  • 60. Future Prospects • Niosomes represent a promising drug delivery module. • There is lot of scope to encapsulate toxic anti-cancer drugs, anti infective drugs, anti AIDS drugs, anti-inflammatory drugs, anti viral drugs, etc. in niosomes and to use them as promising drug carriers to achieve better bioavailability and targeting properties and for reducing the toxicity and side effects of the drugs. • The ionic drugs carriers are relatively toxic and unsuitable whereas niosomal carriers are safer. 60

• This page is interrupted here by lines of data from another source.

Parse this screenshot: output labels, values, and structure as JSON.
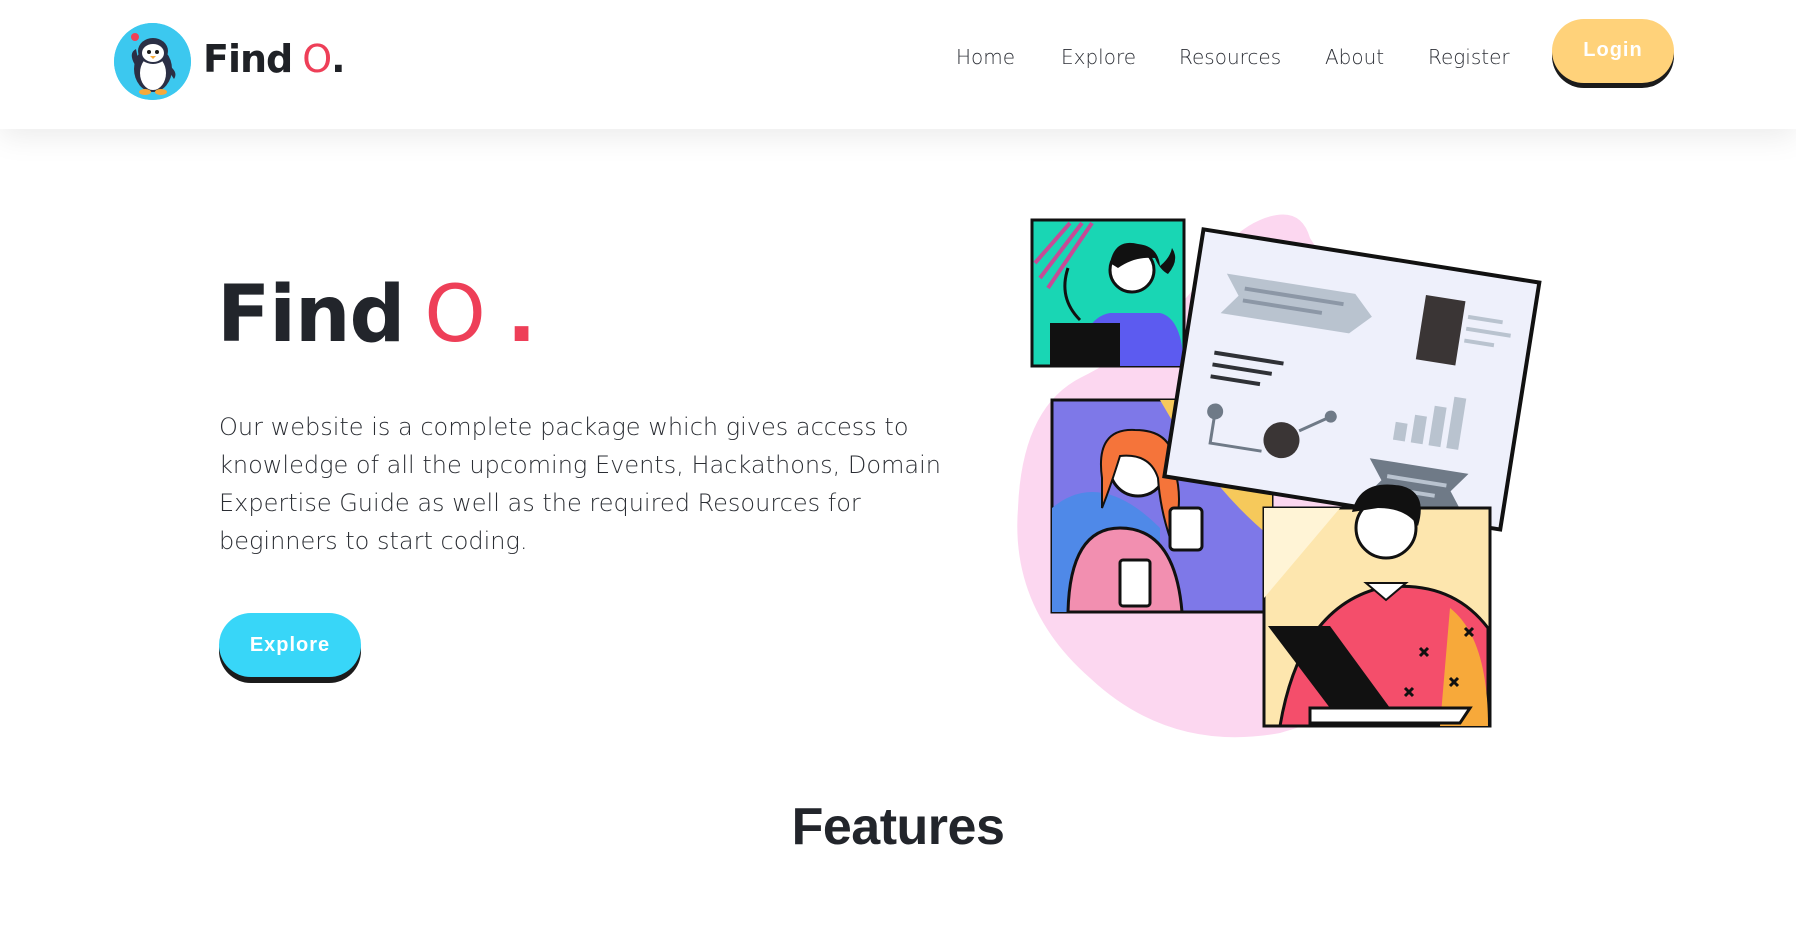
{
  "brand": {
    "name": "Find",
    "o": "O",
    "dot": "."
  },
  "nav": {
    "links": [
      {
        "label": "Home"
      },
      {
        "label": "Explore"
      },
      {
        "label": "Resources"
      },
      {
        "label": "About"
      },
      {
        "label": "Register"
      }
    ],
    "login_label": "Login"
  },
  "hero": {
    "title_word": "Find",
    "title_o": "O",
    "title_dot": ".",
    "description": "Our website is a complete package which gives access to knowledge of all the upcoming Events, Hackathons, Domain Expertise Guide as well as the required Resources for beginners to start coding.",
    "explore_label": "Explore"
  },
  "features": {
    "title": "Features"
  },
  "colors": {
    "accent_red": "#ee3f58",
    "login_yellow": "#ffd27a",
    "explore_cyan": "#38d6f8",
    "logo_cyan": "#3cc8ef"
  },
  "icons": {
    "logo": "penguin-icon",
    "illustration": "video-call-collaboration-illustration"
  }
}
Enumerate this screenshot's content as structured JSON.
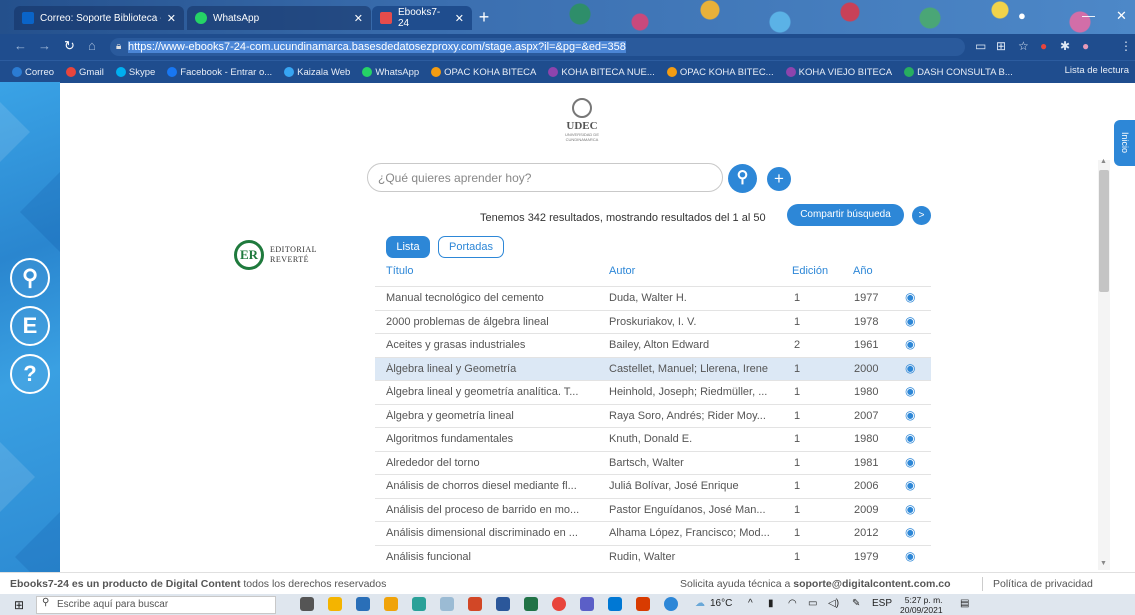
{
  "browser": {
    "tabs": [
      {
        "label": "Correo: Soporte Biblioteca - Outl",
        "fav_color": "#0a64c8"
      },
      {
        "label": "WhatsApp",
        "fav_color": "#25d366"
      },
      {
        "label": "Ebooks7-24",
        "fav_color": "#e54c4c"
      }
    ],
    "new_tab": "+",
    "url_base": "https://www-ebooks7-24-com.ucundinamarca.basesdedatosezproxy.com/stage.aspx?il=&pg=&ed=358",
    "bookmarks": [
      {
        "label": "Correo",
        "color": "#2b7cd3"
      },
      {
        "label": "Gmail",
        "color": "#e8453c"
      },
      {
        "label": "Skype",
        "color": "#00aff0"
      },
      {
        "label": "Facebook - Entrar o...",
        "color": "#1877f2"
      },
      {
        "label": "Kaizala Web",
        "color": "#37a5f3"
      },
      {
        "label": "WhatsApp",
        "color": "#25d366"
      },
      {
        "label": "OPAC KOHA BITECA",
        "color": "#f39c12"
      },
      {
        "label": "KOHA BITECA NUE...",
        "color": "#8e44ad"
      },
      {
        "label": "OPAC KOHA BITEC...",
        "color": "#f39c12"
      },
      {
        "label": "KOHA VIEJO BITECA",
        "color": "#8e44ad"
      },
      {
        "label": "DASH CONSULTA B...",
        "color": "#27ae60"
      }
    ],
    "reading_list": "Lista de lectura"
  },
  "page": {
    "logo": {
      "name": "UDEC",
      "sub": "UNIVERSIDAD DE CUNDINAMARCA"
    },
    "search": {
      "placeholder": "¿Qué quieres aprender hoy?"
    },
    "results_text": "Tenemos 342 resultados, mostrando resultados del 1 al 50",
    "share_button": "Compartir búsqueda",
    "next_button": ">",
    "editorial": {
      "mark": "ER",
      "line1": "EDITORIAL",
      "line2": "REVERTÉ"
    },
    "view_tabs": {
      "list": "Lista",
      "covers": "Portadas"
    },
    "columns": {
      "title": "Título",
      "author": "Autor",
      "edition": "Edición",
      "year": "Año"
    },
    "rows": [
      {
        "title": "Manual tecnológico del cemento",
        "author": "Duda, Walter H.",
        "edition": "1",
        "year": "1977"
      },
      {
        "title": "2000 problemas de álgebra lineal",
        "author": "Proskuriakov, I. V.",
        "edition": "1",
        "year": "1978"
      },
      {
        "title": "Aceites y grasas industriales",
        "author": "Bailey, Alton Edward",
        "edition": "2",
        "year": "1961"
      },
      {
        "title": "Álgebra lineal y Geometría",
        "author": "Castellet, Manuel; Llerena, Irene",
        "edition": "1",
        "year": "2000",
        "highlight": true
      },
      {
        "title": "Álgebra lineal y geometría analítica. T...",
        "author": "Heinhold, Joseph; Riedmüller, ...",
        "edition": "1",
        "year": "1980"
      },
      {
        "title": "Álgebra y geometría lineal",
        "author": "Raya Soro, Andrés; Rider Moy...",
        "edition": "1",
        "year": "2007"
      },
      {
        "title": "Algoritmos fundamentales",
        "author": "Knuth, Donald E.",
        "edition": "1",
        "year": "1980"
      },
      {
        "title": "Alrededor del torno",
        "author": "Bartsch, Walter",
        "edition": "1",
        "year": "1981"
      },
      {
        "title": "Análisis de chorros diesel mediante fl...",
        "author": "Juliá Bolívar, José Enrique",
        "edition": "1",
        "year": "2006"
      },
      {
        "title": "Análisis del proceso de barrido en mo...",
        "author": "Pastor Enguídanos, José Man...",
        "edition": "1",
        "year": "2009"
      },
      {
        "title": "Análisis dimensional discriminado en ...",
        "author": "Alhama López, Francisco; Mod...",
        "edition": "1",
        "year": "2012"
      },
      {
        "title": "Análisis funcional",
        "author": "Rudin, Walter",
        "edition": "1",
        "year": "1979"
      }
    ],
    "inicio": "Inicio"
  },
  "footer": {
    "brand": "Ebooks7-24 es un producto de Digital Content",
    "rights": " todos los derechos reservados",
    "help_prefix": "Solicita ayuda técnica a ",
    "help_email": "soporte@digitalcontent.com.co",
    "privacy": "Política de privacidad"
  },
  "taskbar": {
    "search_placeholder": "Escribe aquí para buscar",
    "temperature": "16°C",
    "language": "ESP",
    "time": "5:27 p. m.",
    "date": "20/09/2021"
  },
  "colors": {
    "accent": "#2d87d7",
    "sidebar": "#2a86cf",
    "browser": "#1f4d8e"
  }
}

  • 61. • In addition, handling and storage of niosomes require no special conditions. • Vesicular drug carriers like niosomes can be transported by microphages which are known to infiltrate tumour cells. • It may be possible to take advantage of these activated macrophage system in delivering the anti tumour agents within vesicles more quantitatively to tumour sites. 61
  • 62. Conclusion In nutshell, as a drug delivery device, compared to liposomes, niosomes are osmotically active and are quite stable chemically by their own as well as improve the stability of the drug so entrapped and delivered. They do not require special conditions for handling, protection or storage and industrial manufacturing. Beside this, they offer flexibility in structural characteristics (composition, fluidity, size), and can be designed as desired. Niosomes offer various advantages over other drug delivery devices and have found applicability in pharmaceutical field. It was thus concluded that niosomes are very effective drug delivery tools for incorporation/targeting of various therapeutically active moieties and the onus lies on future scientists to effectively harness its potential in diverse application areas for the benefit of mankind. 62
  • 63. References 1. Sanjay K. Jain and N.K. Jain Controlled and novel drug delivery system 2. Dr. Rakesh S. Patel niosomes as a unique drug delivery system, www.pharmainfo.net 3. Mithal, B. M., A text book of pharmaceutical formulation, 6 th Edn., vallabh prakashan, 6, 306-307 4. International journal of pharmaceutical Science and Nanotechnology volume 1,issue 1, April-June 2008 5. Shailendra Kumar Singh et.al, Niosomes: A Controlled and Novel Drug Delivery System, Biol. Pharm. Bull. 34(7) 945—953 (July, 2011) 63